##### Provided information #####
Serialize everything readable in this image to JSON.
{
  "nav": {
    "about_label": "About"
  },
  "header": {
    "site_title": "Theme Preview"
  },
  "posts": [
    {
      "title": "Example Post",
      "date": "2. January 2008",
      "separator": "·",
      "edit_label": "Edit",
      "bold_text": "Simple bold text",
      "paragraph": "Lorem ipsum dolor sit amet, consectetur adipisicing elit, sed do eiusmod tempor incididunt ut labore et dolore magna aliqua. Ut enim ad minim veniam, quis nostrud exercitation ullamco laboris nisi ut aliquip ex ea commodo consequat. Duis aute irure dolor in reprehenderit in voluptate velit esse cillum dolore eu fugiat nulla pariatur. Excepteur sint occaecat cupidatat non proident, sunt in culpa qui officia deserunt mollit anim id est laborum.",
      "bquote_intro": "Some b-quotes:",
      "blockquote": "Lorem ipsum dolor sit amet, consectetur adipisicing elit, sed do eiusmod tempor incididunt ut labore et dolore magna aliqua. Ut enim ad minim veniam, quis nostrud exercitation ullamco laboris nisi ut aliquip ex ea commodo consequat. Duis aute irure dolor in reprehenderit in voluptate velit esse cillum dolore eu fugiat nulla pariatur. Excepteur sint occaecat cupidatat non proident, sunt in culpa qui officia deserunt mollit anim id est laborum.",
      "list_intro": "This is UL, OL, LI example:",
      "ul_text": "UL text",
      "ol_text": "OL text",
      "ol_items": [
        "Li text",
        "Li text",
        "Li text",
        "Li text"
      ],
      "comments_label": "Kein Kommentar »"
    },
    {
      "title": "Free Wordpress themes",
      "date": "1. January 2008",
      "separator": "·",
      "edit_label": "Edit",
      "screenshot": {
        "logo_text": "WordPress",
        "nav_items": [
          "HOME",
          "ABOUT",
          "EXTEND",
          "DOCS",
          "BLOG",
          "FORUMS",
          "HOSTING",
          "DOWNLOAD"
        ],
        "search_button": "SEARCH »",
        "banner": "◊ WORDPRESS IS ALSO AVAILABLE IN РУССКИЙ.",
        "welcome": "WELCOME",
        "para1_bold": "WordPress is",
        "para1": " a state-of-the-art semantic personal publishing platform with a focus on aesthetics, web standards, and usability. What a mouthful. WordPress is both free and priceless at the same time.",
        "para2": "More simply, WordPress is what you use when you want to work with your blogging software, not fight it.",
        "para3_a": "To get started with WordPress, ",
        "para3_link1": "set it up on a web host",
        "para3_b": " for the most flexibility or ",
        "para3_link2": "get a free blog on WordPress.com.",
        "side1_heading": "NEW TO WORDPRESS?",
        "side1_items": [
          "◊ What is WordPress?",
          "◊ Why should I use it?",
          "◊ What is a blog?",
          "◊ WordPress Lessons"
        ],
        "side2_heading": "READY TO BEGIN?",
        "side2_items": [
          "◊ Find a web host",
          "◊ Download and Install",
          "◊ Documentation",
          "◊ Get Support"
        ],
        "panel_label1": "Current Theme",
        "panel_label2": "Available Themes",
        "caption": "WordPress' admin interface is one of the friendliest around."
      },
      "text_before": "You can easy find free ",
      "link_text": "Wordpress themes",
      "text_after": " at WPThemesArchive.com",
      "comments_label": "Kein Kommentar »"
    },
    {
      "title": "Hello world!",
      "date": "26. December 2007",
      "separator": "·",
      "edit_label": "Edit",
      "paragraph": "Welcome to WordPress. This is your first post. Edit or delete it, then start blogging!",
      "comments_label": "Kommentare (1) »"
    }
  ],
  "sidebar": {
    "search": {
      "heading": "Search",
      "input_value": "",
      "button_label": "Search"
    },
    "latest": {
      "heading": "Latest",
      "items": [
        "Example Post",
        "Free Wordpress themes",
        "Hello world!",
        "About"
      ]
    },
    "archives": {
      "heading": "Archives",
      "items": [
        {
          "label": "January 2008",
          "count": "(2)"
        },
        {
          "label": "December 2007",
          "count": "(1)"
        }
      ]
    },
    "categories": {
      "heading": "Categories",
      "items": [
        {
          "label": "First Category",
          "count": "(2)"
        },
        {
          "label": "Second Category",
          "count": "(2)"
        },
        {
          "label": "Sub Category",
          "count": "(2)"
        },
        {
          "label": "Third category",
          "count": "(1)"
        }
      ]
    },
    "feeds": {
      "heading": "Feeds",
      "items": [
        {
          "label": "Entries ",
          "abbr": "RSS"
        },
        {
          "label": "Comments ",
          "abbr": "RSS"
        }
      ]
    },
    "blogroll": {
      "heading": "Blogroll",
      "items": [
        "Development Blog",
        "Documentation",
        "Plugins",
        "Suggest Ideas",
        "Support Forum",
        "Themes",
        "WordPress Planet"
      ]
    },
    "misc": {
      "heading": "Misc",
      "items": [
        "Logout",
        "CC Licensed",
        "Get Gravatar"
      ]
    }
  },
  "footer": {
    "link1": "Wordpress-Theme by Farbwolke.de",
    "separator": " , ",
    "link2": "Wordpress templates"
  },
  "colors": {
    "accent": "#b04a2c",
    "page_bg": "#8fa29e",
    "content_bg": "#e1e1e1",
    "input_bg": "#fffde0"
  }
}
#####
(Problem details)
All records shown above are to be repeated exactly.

(Response)
Serialize everything readable in this image to JSON.
{
  "nav": {
    "about_label": "About"
  },
  "header": {
    "site_title": "Theme Preview"
  },
  "posts": [
    {
      "title": "Example Post",
      "date": "2. January 2008",
      "separator": "·",
      "edit_label": "Edit",
      "bold_text": "Simple bold text",
      "paragraph": "Lorem ipsum dolor sit amet, consectetur adipisicing elit, sed do eiusmod tempor incididunt ut labore et dolore magna aliqua. Ut enim ad minim veniam, quis nostrud exercitation ullamco laboris nisi ut aliquip ex ea commodo consequat. Duis aute irure dolor in reprehenderit in voluptate velit esse cillum dolore eu fugiat nulla pariatur. Excepteur sint occaecat cupidatat non proident, sunt in culpa qui officia deserunt mollit anim id est laborum.",
      "bquote_intro": "Some b-quotes:",
      "blockquote": "Lorem ipsum dolor sit amet, consectetur adipisicing elit, sed do eiusmod tempor incididunt ut labore et dolore magna aliqua. Ut enim ad minim veniam, quis nostrud exercitation ullamco laboris nisi ut aliquip ex ea commodo consequat. Duis aute irure dolor in reprehenderit in voluptate velit esse cillum dolore eu fugiat nulla pariatur. Excepteur sint occaecat cupidatat non proident, sunt in culpa qui officia deserunt mollit anim id est laborum.",
      "list_intro": "This is UL, OL, LI example:",
      "ul_text": "UL text",
      "ol_text": "OL text",
      "ol_items": [
        "Li text",
        "Li text",
        "Li text",
        "Li text"
      ],
      "comments_label": "Kein Kommentar »"
    },
    {
      "title": "Free Wordpress themes",
      "date": "1. January 2008",
      "separator": "·",
      "edit_label": "Edit",
      "screenshot": {
        "logo_text": "WordPress",
        "nav_items": [
          "HOME",
          "ABOUT",
          "EXTEND",
          "DOCS",
          "BLOG",
          "FORUMS",
          "HOSTING",
          "DOWNLOAD"
        ],
        "search_button": "SEARCH »",
        "banner": "◊ WORDPRESS IS ALSO AVAILABLE IN РУССКИЙ.",
        "welcome": "WELCOME",
        "para1_bold": "WordPress is",
        "para1": " a state-of-the-art semantic personal publishing platform with a focus on aesthetics, web standards, and usability. What a mouthful. WordPress is both free and priceless at the same time.",
        "para2": "More simply, WordPress is what you use when you want to work with your blogging software, not fight it.",
        "para3_a": "To get started with WordPress, ",
        "para3_link1": "set it up on a web host",
        "para3_b": " for the most flexibility or ",
        "para3_link2": "get a free blog on WordPress.com.",
        "side1_heading": "NEW TO WORDPRESS?",
        "side1_items": [
          "◊ What is WordPress?",
          "◊ Why should I use it?",
          "◊ What is a blog?",
          "◊ WordPress Lessons"
        ],
        "side2_heading": "READY TO BEGIN?",
        "side2_items": [
          "◊ Find a web host",
          "◊ Download and Install",
          "◊ Documentation",
          "◊ Get Support"
        ],
        "panel_label1": "Current Theme",
        "panel_label2": "Available Themes",
        "caption": "WordPress' admin interface is one of the friendliest around."
      },
      "text_before": "You can easy find free ",
      "link_text": "Wordpress themes",
      "text_after": " at WPThemesArchive.com",
      "comments_label": "Kein Kommentar »"
    },
    {
      "title": "Hello world!",
      "date": "26. December 2007",
      "separator": "·",
      "edit_label": "Edit",
      "paragraph": "Welcome to WordPress. This is your first post. Edit or delete it, then start blogging!",
      "comments_label": "Kommentare (1) »"
    }
  ],
  "sidebar": {
    "search": {
      "heading": "Search",
      "input_value": "",
      "button_label": "Search"
    },
    "latest": {
      "heading": "Latest",
      "items": [
        "Example Post",
        "Free Wordpress themes",
        "Hello world!",
        "About"
      ]
    },
    "archives": {
      "heading": "Archives",
      "items": [
        {
          "label": "January 2008",
          "count": "(2)"
        },
        {
          "label": "December 2007",
          "count": "(1)"
        }
      ]
    },
    "categories": {
      "heading": "Categories",
      "items": [
        {
          "label": "First Category",
          "count": "(2)"
        },
        {
          "label": "Second Category",
          "count": "(2)"
        },
        {
          "label": "Sub Category",
          "count": "(2)"
        },
        {
          "label": "Third category",
          "count": "(1)"
        }
      ]
    },
    "feeds": {
      "heading": "Feeds",
      "items": [
        {
          "label": "Entries ",
          "abbr": "RSS"
        },
        {
          "label": "Comments ",
          "abbr": "RSS"
        }
      ]
    },
    "blogroll": {
      "heading": "Blogroll",
      "items": [
        "Development Blog",
        "Documentation",
        "Plugins",
        "Suggest Ideas",
        "Support Forum",
        "Themes",
        "WordPress Planet"
      ]
    },
    "misc": {
      "heading": "Misc",
      "items": [
        "Logout",
        "CC Licensed",
        "Get Gravatar"
      ]
    }
  },
  "footer": {
    "link1": "Wordpress-Theme by Farbwolke.de",
    "separator": " , ",
    "link2": "Wordpress templates"
  },
  "colors": {
    "accent": "#b04a2c",
    "page_bg": "#8fa29e",
    "content_bg": "#e1e1e1",
    "input_bg": "#fffde0"
  }
}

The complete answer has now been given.